Defending champion Roger Federer marked his 100th match on Rod Laver Arena Friday by storming past American Taylor Fritz 6-2, 7-5, 6-2 in the third round. The 21-year-old world number 50 had no answer to the precision and finesse of the Swiss master, who extended his Open-era record for the most appearances in the fourth round of a Grand Slam to 63 with an 88-minute demolition. The 20-time Grand Slam champion will continue his quest for a record seventh Australian Open title against Greek 14th seed Stefanos Tsitsipas in the last 16. Federer blitzed the young American from the start, barrelling through the first set in just 20 minutes. It prompted Nick Kyrgios, commentating on Australian TV, to proclaim: "The way Federer is moving is scary. This is ridiculous tennis."
Former junior world number one Fritz was bidding to reach the last 16 at a Grand Slam for the first time and put up a better fight in the second stanza. He held serve to lead 4-3 and had a glimmer of hope at 0-30 in the next. But Federer, as he has done so many times in the 20 years he has been coming to Melbourne, stepped up through the gears and got out of trouble by unleashing a repertoire of great shots including a serve-volley, a forehand winner up the line and ace.
At 5-5, Federer converted the second of two break points and served out for a two-set lead.
"Taylor played really well," said Federer. "The first serve dropped up at times, but you can see the upside. He is going to have many more years on tour playing at this level. It is pretty cool to watch him play."
Federer was clearly in no mood to hang about and put his foot back down on the gas to race through the third in just 26 minutes. Ominously for his rivals, he is yet to drop a set this year and came into the Australian Open on the back of victory in the mixed teams Hopman Cup. Federer has won the last two tournaments at Melbourne Park in a late career resurgence and on this form will be hard to stop from extending his all-time record with a 21st major victory.

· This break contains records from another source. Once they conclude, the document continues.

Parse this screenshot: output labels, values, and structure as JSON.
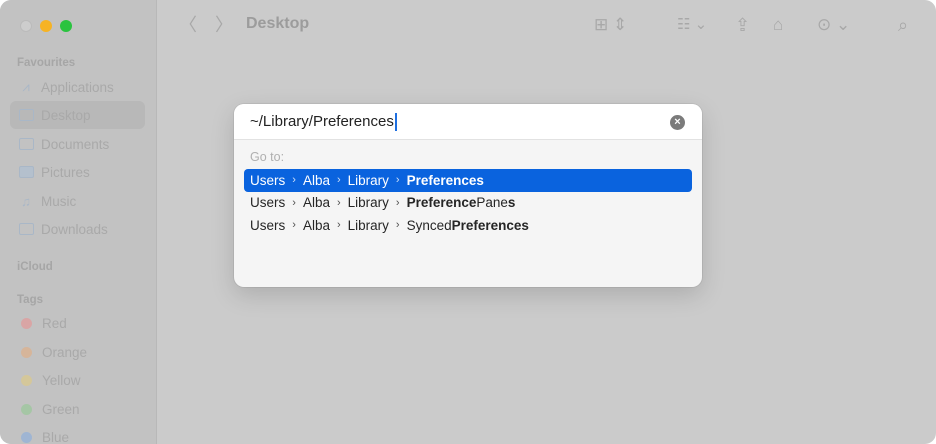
{
  "window": {
    "title": "Desktop",
    "traffic_lights": {
      "close": "#cdcdcd",
      "minimize": "#f6b324",
      "zoom": "#2ac33f"
    }
  },
  "sidebar": {
    "favourites_label": "Favourites",
    "favourites": [
      {
        "label": "Applications",
        "icon": "applications-icon"
      },
      {
        "label": "Desktop",
        "icon": "folder-icon",
        "selected": true
      },
      {
        "label": "Documents",
        "icon": "folder-icon"
      },
      {
        "label": "Pictures",
        "icon": "pictures-icon"
      },
      {
        "label": "Music",
        "icon": "music-icon"
      },
      {
        "label": "Downloads",
        "icon": "folder-icon"
      }
    ],
    "icloud_label": "iCloud",
    "tags_label": "Tags",
    "tags": [
      {
        "label": "Red",
        "color": "#d9a5a5"
      },
      {
        "label": "Orange",
        "color": "#d6b59a"
      },
      {
        "label": "Yellow",
        "color": "#d4c79a"
      },
      {
        "label": "Green",
        "color": "#a5c6a5"
      },
      {
        "label": "Blue",
        "color": "#9fb5d3"
      }
    ]
  },
  "toolbar": {
    "icons": [
      "back-icon",
      "forward-icon",
      "icon-view-icon",
      "group-icon",
      "share-icon",
      "tag-icon",
      "more-icon",
      "search-icon"
    ]
  },
  "goto_dialog": {
    "path_value": "~/Library/Preferences",
    "goto_label": "Go to:",
    "separator": "›",
    "results": [
      {
        "crumbs": [
          "Users",
          "Alba",
          "Library"
        ],
        "last": [
          {
            "t": "Preferences",
            "b": true
          }
        ],
        "selected": true
      },
      {
        "crumbs": [
          "Users",
          "Alba",
          "Library"
        ],
        "last": [
          {
            "t": "Preference",
            "b": true
          },
          {
            "t": "Pane",
            "b": false
          },
          {
            "t": "s",
            "b": true
          }
        ]
      },
      {
        "crumbs": [
          "Users",
          "Alba",
          "Library"
        ],
        "last": [
          {
            "t": "Synced",
            "b": false
          },
          {
            "t": "Preferences",
            "b": true
          }
        ]
      }
    ]
  }
}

Federer, Novak Djokovic and Roy Emerson have all won six Australian Opens -- although the Australian great's victories all came before the Open era.